(Extracted data begins)

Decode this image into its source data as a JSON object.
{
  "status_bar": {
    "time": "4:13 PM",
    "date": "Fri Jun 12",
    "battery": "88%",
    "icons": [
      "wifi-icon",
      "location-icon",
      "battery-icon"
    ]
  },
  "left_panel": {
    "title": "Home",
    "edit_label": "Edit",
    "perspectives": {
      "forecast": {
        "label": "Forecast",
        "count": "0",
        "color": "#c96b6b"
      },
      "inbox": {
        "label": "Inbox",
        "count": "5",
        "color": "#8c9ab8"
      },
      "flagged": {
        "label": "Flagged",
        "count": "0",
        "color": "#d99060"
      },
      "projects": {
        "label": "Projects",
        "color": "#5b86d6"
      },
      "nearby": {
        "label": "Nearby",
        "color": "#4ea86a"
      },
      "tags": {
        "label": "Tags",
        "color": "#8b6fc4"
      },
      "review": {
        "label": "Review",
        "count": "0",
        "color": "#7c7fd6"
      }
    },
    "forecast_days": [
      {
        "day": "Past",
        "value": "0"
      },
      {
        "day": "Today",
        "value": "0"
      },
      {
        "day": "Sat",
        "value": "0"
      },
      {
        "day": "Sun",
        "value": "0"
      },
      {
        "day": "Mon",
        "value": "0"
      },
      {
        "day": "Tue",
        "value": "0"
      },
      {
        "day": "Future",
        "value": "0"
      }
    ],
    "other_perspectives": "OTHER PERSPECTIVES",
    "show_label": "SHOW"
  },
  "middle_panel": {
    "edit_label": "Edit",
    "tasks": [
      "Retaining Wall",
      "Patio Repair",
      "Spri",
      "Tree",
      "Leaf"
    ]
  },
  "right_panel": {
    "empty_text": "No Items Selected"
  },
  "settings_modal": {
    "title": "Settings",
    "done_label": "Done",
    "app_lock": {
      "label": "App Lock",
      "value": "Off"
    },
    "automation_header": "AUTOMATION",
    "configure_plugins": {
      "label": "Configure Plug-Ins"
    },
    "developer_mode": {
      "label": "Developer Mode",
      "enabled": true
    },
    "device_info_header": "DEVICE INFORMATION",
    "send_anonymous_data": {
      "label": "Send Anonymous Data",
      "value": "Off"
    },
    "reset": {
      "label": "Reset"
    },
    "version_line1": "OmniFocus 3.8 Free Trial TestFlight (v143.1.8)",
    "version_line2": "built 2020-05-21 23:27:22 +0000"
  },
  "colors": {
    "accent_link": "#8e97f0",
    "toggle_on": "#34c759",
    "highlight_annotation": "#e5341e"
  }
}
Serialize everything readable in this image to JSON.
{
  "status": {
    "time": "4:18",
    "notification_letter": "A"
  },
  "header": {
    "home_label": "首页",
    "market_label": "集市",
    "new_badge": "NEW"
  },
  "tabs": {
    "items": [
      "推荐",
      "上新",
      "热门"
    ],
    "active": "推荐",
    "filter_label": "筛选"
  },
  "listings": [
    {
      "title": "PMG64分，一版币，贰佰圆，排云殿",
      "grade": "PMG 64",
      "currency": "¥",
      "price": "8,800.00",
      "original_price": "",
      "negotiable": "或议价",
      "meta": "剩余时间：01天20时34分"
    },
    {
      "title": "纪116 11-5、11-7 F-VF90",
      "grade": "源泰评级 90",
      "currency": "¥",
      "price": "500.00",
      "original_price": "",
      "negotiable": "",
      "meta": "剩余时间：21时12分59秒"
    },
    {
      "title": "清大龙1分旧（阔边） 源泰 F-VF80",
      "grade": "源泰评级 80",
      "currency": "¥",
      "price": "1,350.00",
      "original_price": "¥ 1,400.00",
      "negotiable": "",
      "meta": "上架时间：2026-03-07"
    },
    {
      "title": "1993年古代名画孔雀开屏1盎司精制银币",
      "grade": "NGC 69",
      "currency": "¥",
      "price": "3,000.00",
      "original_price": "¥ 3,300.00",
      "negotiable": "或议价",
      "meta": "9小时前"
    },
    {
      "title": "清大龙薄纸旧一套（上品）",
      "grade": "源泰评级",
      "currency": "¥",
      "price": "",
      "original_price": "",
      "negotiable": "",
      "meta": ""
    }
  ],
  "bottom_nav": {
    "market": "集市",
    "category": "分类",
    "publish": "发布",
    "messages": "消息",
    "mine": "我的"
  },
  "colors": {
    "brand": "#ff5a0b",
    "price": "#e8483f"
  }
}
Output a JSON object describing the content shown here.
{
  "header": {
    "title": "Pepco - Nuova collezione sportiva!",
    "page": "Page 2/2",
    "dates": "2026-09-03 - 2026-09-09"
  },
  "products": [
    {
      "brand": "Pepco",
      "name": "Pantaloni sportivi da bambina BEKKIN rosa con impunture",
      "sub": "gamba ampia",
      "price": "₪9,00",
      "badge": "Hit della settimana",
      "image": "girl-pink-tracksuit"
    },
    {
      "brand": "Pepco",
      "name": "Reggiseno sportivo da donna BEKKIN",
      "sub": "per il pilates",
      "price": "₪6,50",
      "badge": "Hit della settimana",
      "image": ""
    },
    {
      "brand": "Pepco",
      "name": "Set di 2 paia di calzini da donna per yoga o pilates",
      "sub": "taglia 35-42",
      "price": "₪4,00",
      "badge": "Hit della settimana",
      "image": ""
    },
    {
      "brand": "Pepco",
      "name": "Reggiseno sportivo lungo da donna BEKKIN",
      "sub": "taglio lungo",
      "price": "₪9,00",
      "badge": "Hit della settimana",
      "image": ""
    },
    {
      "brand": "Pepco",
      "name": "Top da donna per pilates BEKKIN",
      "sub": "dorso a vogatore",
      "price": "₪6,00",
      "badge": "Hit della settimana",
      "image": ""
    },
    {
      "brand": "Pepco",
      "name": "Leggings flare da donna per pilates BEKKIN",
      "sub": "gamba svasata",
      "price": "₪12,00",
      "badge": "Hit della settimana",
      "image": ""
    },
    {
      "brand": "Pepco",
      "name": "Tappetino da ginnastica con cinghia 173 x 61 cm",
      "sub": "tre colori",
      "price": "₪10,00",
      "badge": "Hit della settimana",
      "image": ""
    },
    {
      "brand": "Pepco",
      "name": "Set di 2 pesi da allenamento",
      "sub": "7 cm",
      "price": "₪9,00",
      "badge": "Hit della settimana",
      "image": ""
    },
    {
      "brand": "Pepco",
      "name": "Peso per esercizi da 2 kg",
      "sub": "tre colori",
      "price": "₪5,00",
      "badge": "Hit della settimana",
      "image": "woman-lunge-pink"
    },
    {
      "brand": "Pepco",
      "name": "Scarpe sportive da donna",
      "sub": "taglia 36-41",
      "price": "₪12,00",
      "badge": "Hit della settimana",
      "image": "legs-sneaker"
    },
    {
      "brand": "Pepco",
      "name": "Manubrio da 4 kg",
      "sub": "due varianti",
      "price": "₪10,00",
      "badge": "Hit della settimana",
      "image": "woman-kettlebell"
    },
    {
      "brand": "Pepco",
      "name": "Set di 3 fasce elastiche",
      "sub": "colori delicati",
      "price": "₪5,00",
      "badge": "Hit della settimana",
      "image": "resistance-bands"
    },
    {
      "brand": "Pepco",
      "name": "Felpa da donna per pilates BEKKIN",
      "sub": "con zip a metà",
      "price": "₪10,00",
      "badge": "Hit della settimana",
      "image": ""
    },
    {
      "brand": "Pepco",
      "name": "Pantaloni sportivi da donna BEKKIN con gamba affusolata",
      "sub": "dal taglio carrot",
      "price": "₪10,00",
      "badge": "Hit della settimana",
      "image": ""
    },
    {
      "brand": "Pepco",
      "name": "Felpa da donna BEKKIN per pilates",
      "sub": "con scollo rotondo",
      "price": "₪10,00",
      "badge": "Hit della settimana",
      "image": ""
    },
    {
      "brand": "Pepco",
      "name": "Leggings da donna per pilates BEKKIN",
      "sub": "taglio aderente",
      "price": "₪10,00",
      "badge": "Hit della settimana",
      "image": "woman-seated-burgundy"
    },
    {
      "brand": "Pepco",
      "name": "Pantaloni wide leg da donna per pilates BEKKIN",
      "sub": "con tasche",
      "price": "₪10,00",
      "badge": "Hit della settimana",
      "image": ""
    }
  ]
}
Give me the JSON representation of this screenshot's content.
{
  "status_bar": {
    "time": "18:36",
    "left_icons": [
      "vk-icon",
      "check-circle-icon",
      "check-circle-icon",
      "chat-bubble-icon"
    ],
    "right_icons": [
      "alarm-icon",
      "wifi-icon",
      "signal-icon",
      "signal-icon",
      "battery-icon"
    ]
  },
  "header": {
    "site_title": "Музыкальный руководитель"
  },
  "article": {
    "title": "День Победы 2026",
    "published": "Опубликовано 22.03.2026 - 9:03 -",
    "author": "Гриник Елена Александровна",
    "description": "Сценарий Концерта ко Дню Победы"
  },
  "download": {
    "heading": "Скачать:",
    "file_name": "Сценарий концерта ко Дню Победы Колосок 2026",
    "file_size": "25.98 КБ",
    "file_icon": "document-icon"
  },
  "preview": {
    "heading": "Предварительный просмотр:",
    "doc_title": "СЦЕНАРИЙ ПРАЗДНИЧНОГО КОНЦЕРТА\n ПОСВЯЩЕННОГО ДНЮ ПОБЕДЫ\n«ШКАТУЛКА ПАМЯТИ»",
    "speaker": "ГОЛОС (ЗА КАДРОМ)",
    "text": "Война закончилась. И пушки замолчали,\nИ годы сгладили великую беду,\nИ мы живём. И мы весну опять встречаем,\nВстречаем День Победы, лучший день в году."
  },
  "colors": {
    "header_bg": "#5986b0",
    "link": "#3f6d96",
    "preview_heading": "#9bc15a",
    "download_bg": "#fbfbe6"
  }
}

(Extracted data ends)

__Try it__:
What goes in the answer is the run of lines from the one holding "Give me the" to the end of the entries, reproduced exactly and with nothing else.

__Result__:
Give me the JSON representation of this screenshot's content.
{
  "status_bar": {
    "time": "18:36",
    "left_icons": [
      "vk-icon",
      "check-circle-icon",
      "check-circle-icon",
      "chat-bubble-icon"
    ],
    "right_icons": [
      "alarm-icon",
      "wifi-icon",
      "signal-icon",
      "signal-icon",
      "battery-icon"
    ]
  },
  "header": {
    "site_title": "Музыкальный руководитель"
  },
  "article": {
    "title": "День Победы 2026",
    "published": "Опубликовано 22.03.2026 - 9:03 -",
    "author": "Гриник Елена Александровна",
    "description": "Сценарий Концерта ко Дню Победы"
  },
  "download": {
    "heading": "Скачать:",
    "file_name": "Сценарий концерта ко Дню Победы Колосок 2026",
    "file_size": "25.98 КБ",
    "file_icon": "document-icon"
  },
  "preview": {
    "heading": "Предварительный просмотр:",
    "doc_title": "СЦЕНАРИЙ ПРАЗДНИЧНОГО КОНЦЕРТА\n ПОСВЯЩЕННОГО ДНЮ ПОБЕДЫ\n«ШКАТУЛКА ПАМЯТИ»",
    "speaker": "ГОЛОС (ЗА КАДРОМ)",
    "text": "Война закончилась. И пушки замолчали,\nИ годы сгладили великую беду,\nИ мы живём. И мы весну опять встречаем,\nВстречаем День Победы, лучший день в году."
  },
  "colors": {
    "header_bg": "#5986b0",
    "link": "#3f6d96",
    "preview_heading": "#9bc15a",
    "download_bg": "#fbfbe6"
  }
}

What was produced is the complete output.